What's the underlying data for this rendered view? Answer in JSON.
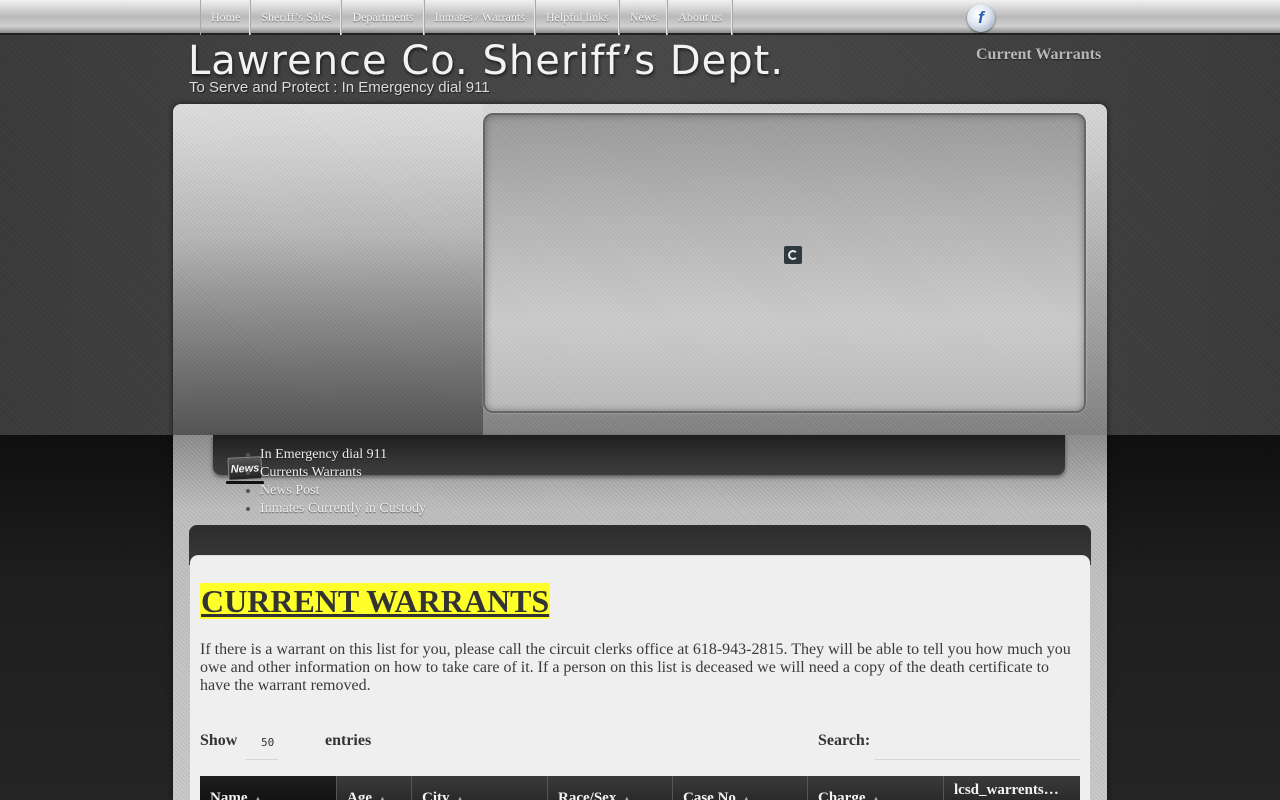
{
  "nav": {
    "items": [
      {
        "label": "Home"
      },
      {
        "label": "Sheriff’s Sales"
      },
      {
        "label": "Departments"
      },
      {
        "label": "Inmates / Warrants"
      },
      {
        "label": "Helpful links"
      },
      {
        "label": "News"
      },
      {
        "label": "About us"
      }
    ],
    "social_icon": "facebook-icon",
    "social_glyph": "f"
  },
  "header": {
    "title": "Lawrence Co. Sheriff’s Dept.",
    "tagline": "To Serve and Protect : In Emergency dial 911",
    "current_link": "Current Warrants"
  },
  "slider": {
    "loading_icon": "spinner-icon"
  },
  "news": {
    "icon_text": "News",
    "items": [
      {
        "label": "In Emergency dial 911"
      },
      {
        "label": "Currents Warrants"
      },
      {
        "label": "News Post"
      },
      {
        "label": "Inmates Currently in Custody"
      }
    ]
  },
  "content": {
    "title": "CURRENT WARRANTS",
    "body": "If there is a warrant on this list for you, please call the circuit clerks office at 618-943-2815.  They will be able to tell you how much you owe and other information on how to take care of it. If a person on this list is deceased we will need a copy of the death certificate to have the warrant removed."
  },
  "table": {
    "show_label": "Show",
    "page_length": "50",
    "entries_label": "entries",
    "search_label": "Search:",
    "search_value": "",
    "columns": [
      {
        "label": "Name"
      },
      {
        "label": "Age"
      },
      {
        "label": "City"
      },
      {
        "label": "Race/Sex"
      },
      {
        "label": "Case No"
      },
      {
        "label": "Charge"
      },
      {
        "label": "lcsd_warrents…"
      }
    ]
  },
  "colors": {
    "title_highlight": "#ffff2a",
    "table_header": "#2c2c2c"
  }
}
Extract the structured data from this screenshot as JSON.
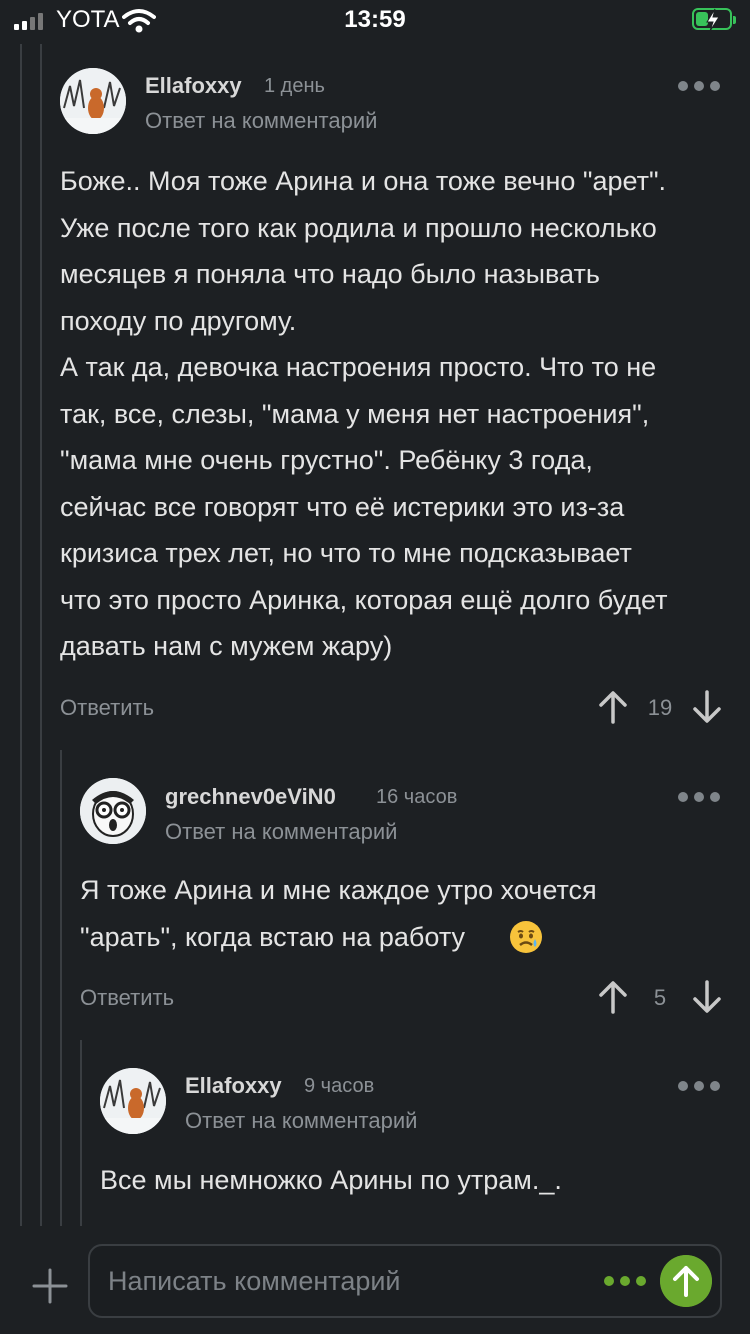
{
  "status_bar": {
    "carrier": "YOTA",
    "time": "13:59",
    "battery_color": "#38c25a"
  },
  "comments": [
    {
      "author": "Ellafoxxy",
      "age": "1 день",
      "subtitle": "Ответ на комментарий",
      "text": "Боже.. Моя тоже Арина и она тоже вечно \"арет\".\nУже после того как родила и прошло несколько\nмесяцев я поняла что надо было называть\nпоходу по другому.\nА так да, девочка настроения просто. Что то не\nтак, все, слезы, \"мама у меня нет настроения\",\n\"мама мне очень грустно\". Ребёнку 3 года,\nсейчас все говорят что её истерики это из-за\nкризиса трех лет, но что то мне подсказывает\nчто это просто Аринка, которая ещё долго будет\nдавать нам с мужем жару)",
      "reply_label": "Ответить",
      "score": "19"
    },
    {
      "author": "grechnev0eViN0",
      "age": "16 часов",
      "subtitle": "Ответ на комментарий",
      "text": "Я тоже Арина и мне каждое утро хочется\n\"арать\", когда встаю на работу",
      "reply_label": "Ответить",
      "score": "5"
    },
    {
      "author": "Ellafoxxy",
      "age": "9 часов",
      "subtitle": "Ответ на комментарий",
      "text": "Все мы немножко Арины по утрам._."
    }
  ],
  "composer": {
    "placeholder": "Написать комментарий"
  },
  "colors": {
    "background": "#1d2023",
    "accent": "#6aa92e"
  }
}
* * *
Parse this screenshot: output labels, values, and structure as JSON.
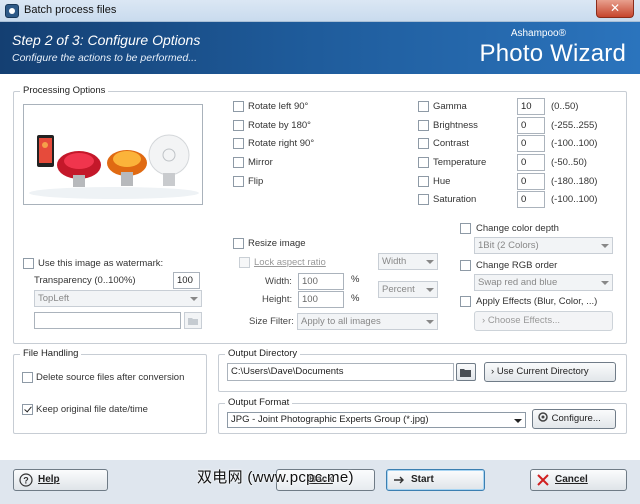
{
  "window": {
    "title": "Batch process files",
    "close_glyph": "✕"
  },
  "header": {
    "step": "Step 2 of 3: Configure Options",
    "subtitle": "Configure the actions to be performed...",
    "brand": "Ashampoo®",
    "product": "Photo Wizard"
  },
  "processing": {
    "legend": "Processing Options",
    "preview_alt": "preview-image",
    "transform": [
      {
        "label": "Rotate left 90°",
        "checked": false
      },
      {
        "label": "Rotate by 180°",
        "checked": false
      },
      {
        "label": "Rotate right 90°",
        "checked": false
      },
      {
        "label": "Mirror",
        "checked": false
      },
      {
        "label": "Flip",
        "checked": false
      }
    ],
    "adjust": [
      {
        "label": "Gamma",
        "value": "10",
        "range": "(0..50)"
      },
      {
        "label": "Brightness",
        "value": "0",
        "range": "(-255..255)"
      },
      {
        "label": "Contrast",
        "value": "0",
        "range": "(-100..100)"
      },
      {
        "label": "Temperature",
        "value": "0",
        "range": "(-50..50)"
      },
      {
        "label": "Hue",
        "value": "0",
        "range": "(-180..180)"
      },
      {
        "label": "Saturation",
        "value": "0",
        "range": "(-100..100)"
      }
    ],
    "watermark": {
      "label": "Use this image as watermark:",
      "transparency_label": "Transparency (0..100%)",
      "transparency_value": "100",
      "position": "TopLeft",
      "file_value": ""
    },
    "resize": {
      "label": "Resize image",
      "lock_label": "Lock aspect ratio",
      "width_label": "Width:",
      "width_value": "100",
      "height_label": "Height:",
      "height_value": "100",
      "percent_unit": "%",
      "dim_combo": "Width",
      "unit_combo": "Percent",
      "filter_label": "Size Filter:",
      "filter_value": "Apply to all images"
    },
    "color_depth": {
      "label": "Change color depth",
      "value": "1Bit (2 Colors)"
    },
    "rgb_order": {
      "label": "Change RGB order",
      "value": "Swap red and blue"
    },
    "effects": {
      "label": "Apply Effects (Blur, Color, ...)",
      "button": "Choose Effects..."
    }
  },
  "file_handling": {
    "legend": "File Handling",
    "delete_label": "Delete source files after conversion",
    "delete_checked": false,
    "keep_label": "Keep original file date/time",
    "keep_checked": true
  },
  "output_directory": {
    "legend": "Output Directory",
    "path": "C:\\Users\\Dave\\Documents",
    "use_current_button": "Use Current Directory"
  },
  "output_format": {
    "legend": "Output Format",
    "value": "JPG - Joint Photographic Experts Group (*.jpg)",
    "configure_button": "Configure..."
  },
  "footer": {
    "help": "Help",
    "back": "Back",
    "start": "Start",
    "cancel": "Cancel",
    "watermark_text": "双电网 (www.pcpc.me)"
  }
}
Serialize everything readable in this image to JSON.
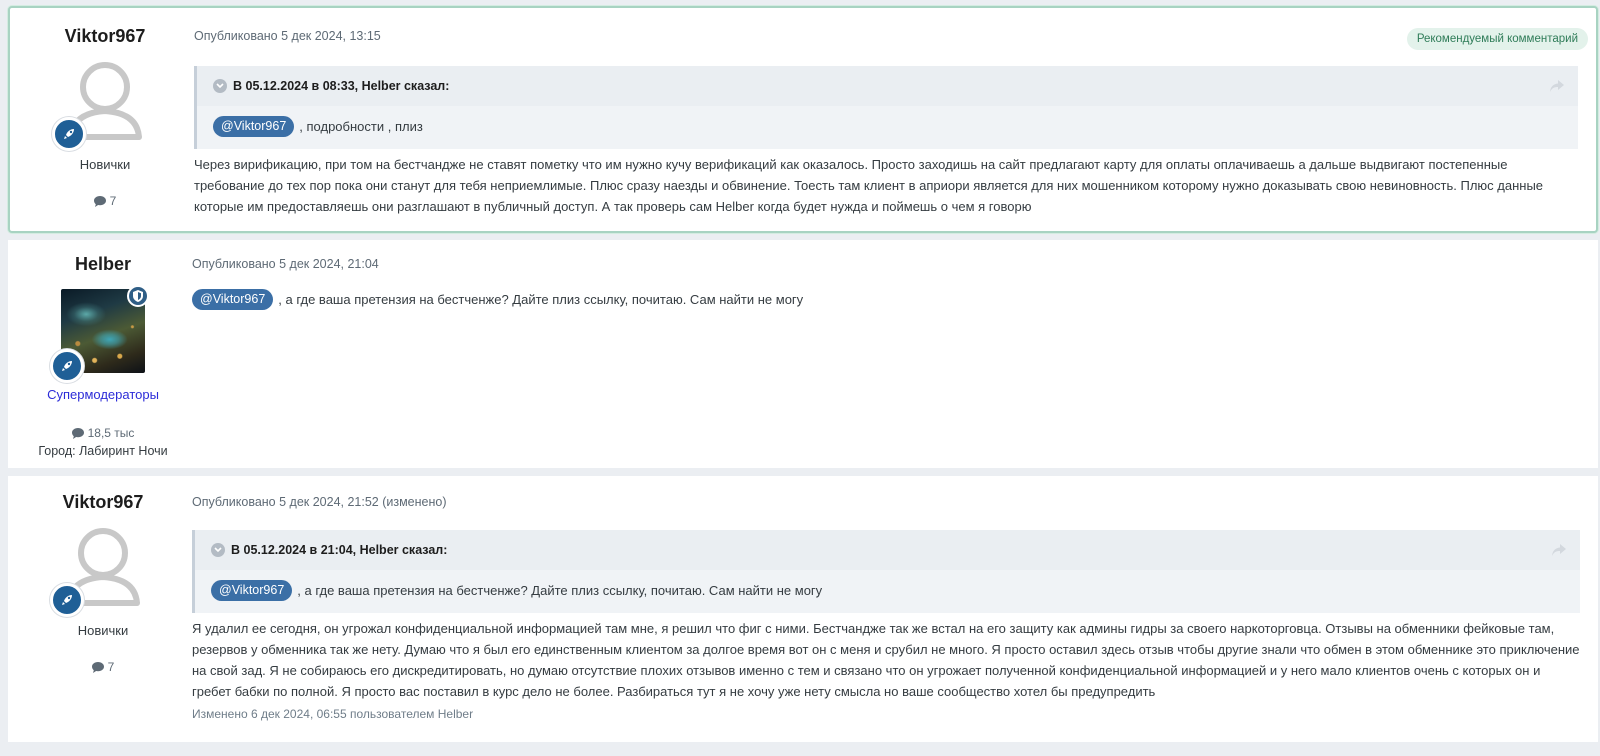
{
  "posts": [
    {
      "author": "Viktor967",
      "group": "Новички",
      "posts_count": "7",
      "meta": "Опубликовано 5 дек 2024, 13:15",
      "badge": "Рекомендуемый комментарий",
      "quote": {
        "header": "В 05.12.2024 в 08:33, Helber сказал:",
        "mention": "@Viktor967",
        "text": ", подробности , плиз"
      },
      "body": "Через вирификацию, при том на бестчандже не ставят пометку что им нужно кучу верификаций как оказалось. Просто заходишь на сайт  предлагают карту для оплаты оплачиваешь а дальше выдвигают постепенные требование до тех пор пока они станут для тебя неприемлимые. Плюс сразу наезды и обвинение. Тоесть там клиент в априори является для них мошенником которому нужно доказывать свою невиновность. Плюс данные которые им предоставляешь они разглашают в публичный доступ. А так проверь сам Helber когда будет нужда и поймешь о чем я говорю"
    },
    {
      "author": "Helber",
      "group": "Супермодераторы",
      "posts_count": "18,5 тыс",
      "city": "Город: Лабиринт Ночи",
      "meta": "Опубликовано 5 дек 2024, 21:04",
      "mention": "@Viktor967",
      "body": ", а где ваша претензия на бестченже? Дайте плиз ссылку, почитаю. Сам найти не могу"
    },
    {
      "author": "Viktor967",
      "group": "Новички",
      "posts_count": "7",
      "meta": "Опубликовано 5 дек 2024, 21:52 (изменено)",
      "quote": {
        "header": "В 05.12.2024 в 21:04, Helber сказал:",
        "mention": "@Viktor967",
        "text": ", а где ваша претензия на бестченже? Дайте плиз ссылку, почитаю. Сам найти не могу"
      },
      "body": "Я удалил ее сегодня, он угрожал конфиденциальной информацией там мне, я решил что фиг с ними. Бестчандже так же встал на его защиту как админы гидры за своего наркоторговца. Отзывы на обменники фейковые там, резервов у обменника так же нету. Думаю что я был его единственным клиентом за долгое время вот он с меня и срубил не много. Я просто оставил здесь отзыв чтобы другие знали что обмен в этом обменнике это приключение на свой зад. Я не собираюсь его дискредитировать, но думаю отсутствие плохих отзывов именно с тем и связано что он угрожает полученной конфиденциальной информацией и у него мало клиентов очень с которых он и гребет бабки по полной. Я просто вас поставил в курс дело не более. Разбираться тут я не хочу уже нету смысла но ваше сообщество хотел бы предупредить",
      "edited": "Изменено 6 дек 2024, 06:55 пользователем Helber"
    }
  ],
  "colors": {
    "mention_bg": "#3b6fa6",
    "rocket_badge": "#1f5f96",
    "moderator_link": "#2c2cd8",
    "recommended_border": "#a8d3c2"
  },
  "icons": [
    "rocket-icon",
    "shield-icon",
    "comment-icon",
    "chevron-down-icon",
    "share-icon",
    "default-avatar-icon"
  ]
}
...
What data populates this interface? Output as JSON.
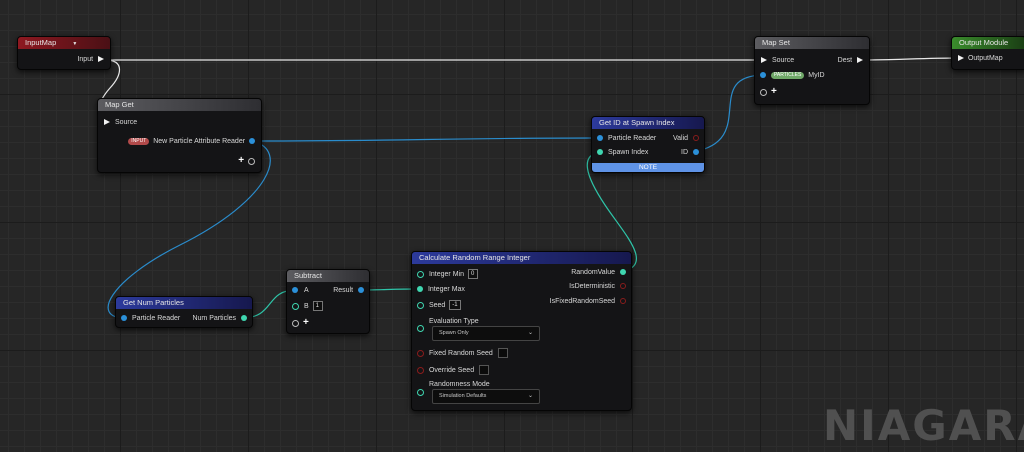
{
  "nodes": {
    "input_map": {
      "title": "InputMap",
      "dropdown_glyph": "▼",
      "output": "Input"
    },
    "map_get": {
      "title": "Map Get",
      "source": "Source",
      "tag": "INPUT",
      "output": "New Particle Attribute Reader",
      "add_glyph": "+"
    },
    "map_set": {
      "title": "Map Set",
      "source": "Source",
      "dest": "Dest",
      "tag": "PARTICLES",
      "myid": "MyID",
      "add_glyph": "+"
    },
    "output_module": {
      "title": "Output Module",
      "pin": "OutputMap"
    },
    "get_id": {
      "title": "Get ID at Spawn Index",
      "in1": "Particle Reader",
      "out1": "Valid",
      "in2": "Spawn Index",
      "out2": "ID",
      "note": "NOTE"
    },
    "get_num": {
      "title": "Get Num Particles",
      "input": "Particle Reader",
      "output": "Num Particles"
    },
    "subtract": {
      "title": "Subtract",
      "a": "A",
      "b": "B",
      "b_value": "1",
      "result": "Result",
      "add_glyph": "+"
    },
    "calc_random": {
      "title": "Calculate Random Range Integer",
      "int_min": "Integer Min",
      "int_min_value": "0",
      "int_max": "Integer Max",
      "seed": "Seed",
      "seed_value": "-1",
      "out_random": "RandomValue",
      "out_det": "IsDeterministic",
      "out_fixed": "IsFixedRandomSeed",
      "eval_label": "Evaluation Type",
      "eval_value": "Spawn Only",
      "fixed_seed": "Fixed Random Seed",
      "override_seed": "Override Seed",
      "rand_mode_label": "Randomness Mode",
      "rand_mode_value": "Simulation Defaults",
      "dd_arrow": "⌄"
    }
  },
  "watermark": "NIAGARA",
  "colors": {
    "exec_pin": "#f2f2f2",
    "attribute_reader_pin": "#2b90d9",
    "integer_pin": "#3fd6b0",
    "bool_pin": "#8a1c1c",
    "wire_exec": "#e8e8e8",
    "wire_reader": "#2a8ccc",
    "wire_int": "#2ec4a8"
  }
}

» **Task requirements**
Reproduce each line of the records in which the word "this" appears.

» **Answer for the task**
What's the underlying data for this rendered view? Answer in JSON.
    "body": "If there is a warrant on this list for you, please call the circuit clerks office at 618-943-2815.  They will be able to tell you how much you owe and other information on how to take care of it. If a person on this list is deceased we will need a copy of the death certificate to have the warrant removed."
Extract the structured data from this screenshot as JSON.
Parse this screenshot: output labels, values, and structure as JSON.
      "label": "Use this image as watermark:",
Serialize everything readable in this image to JSON.
What data populates this interface? Output as JSON.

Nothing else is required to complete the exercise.